Gwen Thompkins hosts Music Inside Out on WWNO in New Orleans.
Up until recently, she was an NPR foreign correspondent covering East Africa. She was based in Nairobi, Kenya, reporting on the countries, people and happenings from the Horn to the heart of Africa.
Since arriving in Africa in 2006, Thompkins has reported on the toppling of the Islamic Courts Union government in Somalia, ethnic violence in Kenya, insecurity in Darfur and Sudan's first nationwide elections in a generation. She has also written a series on the Nile River, traveling from the shores of Lake Victoria to the Mediterranean Sea. Heading south, she has reported stories from South Africa and Antarctica.
From 1996 to 2006, Thompkins was senior editor of Weekend Edition Saturday. Working with Scott Simon she learned — among other things — that when a horse walks into a bar, the bartender has to say, "So, why the long face?"
While at Weekend Edition, Thompkins also reported from her hometown of New Orleans. In the months following Hurricane Katrina, she and senior producer Sarah Beyer Kelly filed stories on the aftermath of the storm and the rebuilding efforts.
Before coming to NPR, Thompkins worked as a reporter and editor at The Times-Picayune newspaper.
A graduate of Newcomb College at Tulane University, Thompkins majored in history and Soviet studies. While on a Thomas J. Watson Fellowship, she was in Eastern Europe when the Berlin Wall fell. Fortunately, she says, she was not injured.
Ma Rainey's Black Bottom made its debut last year with a striking cast of characters, but it was Branford Marsalis' job to make the music take flight.
The Latin American Library at Tulane University is digitizing a whopping collection of Cold War-era, must-hear entertainment — Spanish language radionovelas made by Cuban emigrés in Miami.
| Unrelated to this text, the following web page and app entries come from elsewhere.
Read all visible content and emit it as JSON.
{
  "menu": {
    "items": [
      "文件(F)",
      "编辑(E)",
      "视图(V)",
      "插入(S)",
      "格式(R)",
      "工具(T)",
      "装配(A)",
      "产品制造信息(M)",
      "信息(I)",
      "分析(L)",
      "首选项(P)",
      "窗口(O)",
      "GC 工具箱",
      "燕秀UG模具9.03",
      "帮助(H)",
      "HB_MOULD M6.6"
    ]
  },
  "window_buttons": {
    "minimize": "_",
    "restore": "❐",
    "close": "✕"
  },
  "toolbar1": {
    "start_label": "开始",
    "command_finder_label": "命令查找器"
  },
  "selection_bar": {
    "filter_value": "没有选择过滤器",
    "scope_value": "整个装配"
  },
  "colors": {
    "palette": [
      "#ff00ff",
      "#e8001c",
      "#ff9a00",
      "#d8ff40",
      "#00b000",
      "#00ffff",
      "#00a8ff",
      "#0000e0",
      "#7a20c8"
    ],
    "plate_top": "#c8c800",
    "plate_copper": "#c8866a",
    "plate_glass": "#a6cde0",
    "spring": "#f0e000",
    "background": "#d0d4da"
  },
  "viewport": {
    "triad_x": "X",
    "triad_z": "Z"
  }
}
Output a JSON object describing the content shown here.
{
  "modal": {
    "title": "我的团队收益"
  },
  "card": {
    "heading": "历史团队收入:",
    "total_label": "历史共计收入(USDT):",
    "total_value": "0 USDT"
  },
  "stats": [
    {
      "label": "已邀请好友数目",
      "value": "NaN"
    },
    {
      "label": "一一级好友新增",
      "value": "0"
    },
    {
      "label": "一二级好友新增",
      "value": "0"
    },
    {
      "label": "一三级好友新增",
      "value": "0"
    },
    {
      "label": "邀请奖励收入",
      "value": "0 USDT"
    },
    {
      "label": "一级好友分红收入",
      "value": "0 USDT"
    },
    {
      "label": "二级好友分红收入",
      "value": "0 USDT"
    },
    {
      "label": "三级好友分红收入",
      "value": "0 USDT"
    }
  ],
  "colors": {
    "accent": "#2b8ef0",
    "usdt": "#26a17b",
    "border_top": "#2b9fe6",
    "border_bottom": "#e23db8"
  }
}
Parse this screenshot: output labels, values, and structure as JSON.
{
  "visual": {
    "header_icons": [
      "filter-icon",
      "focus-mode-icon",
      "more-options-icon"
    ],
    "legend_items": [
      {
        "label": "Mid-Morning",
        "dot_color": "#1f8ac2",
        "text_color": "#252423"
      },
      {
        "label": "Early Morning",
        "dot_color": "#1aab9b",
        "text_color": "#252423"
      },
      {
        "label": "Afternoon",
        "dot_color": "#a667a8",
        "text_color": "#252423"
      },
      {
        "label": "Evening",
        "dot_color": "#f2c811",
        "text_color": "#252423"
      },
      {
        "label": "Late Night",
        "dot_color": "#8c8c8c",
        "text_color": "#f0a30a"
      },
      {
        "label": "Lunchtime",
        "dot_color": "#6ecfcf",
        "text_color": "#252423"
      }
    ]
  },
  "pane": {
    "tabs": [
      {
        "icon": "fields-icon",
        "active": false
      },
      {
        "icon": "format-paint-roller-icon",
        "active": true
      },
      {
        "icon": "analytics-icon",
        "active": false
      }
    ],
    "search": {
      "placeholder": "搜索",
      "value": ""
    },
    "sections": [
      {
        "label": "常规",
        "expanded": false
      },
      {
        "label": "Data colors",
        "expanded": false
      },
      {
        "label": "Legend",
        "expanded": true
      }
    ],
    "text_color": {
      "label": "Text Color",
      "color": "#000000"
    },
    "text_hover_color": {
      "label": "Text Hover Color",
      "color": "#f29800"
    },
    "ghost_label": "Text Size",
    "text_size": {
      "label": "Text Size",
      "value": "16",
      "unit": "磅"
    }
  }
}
African-Americans in the city have paraded in spectacular regalia inspired by Native American motifs for more than a century. The song of the Mardi Gras Indians exudes joy, defiance — and mystery.